By default, this searches for any categories containing your search term: eg, Tudor will also find Tudors, Tudor History, etc. Check the 'exact' box to restrict searching to categories exactly matching your search. All searches are case-insensitive.

This is a search for tags/categories assigned to blog posts by their authors. The terminology used for post tags varies across different blog platforms, but WordPress tags and categories, Blogspot labels, and Tumblr tags are all included.

This search feature has a number of purposes:

1. to give site users improved access to the content EMC has been aggregating since August 2012, so they can look for bloggers posting on topics they're interested in, explore what's happening in the early modern blogosphere, and so on.

2. to facilitate and encourage the proactive use of post categories/tags by groups of bloggers with shared interests. All searches can be bookmarked for reference, making it possible to create useful resources of blogging about specific news, topics, conferences, etc, in a similar fashion to Twitter hashtags. Bloggers could agree on a shared tag for posts, or an event organiser could announce one in advance, as is often done with Twitter hashtags.

Caveats and Work in Progress

This does not search post content, and it will not find any informal keywords/hashtags within the body of posts.
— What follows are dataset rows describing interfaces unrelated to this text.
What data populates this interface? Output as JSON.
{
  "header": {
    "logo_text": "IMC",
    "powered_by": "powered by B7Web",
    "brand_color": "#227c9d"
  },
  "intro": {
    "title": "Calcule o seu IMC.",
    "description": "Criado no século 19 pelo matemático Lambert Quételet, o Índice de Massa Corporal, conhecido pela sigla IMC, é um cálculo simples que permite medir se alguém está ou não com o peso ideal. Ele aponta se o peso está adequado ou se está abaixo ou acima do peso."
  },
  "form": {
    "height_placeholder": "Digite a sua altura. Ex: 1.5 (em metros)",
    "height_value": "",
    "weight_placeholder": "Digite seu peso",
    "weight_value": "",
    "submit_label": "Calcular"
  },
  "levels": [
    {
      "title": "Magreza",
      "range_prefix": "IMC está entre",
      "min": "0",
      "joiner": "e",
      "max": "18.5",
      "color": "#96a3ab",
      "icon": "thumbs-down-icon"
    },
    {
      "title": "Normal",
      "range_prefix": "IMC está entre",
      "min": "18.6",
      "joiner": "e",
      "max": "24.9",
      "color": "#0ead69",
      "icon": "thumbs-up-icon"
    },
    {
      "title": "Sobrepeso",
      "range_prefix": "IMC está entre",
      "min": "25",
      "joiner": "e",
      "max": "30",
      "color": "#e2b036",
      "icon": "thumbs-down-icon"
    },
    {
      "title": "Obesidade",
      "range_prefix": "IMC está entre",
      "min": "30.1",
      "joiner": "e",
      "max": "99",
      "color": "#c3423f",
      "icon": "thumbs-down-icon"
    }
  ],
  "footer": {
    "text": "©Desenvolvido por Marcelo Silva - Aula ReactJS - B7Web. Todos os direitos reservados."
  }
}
If EMC doesn't find any <category> tags for a post in the RSS feed it is classified as uncategorized. These and any <category> 'uncategorized' from the feed are omitted from search results. (It should always be borne in mind that some bloggers never use any kind of category or tag at all.)

This will not be a 'real time' search, although EMC updates content every few hours so it's never very far behind events.

The search is at present quite basic and limited. I plan to add a number of more sophisticated features in the future including the ability to filter by blog tags and by dates. I may also introduce RSS feeds for search queries at some point.

Constructing Search Query URLs

If you'd like to use an event tag, it's possible to work out in advance what the URL will be, without needing to visit EMC and run the search manually (though you might be advised to check it works!). But you'll need to use URL encoding as appropriate for any spaces or punctuation in the tag (so it might be a good idea to avoid them).

This is the basic structure:

http://emc.historycarnival.org/searchcat?s={search term or phrase}

For example, the URL for a simple search for categories containing London:

http://emc.historycarnival.org/searchcat?s=london

The URL for a search for the exact category Gunpowder Plot:

http://emc.historycarnival.org/searchcat?s=Gunpowder%20Plot&exact=on

In this more complex URL, %20 is the URL encoding for a space between words and &exact=on adds the exact category requirement.

I'll do my best to ensure that the basic URL construction (searchcat?s=...) is stable and persistent as long as the site is around.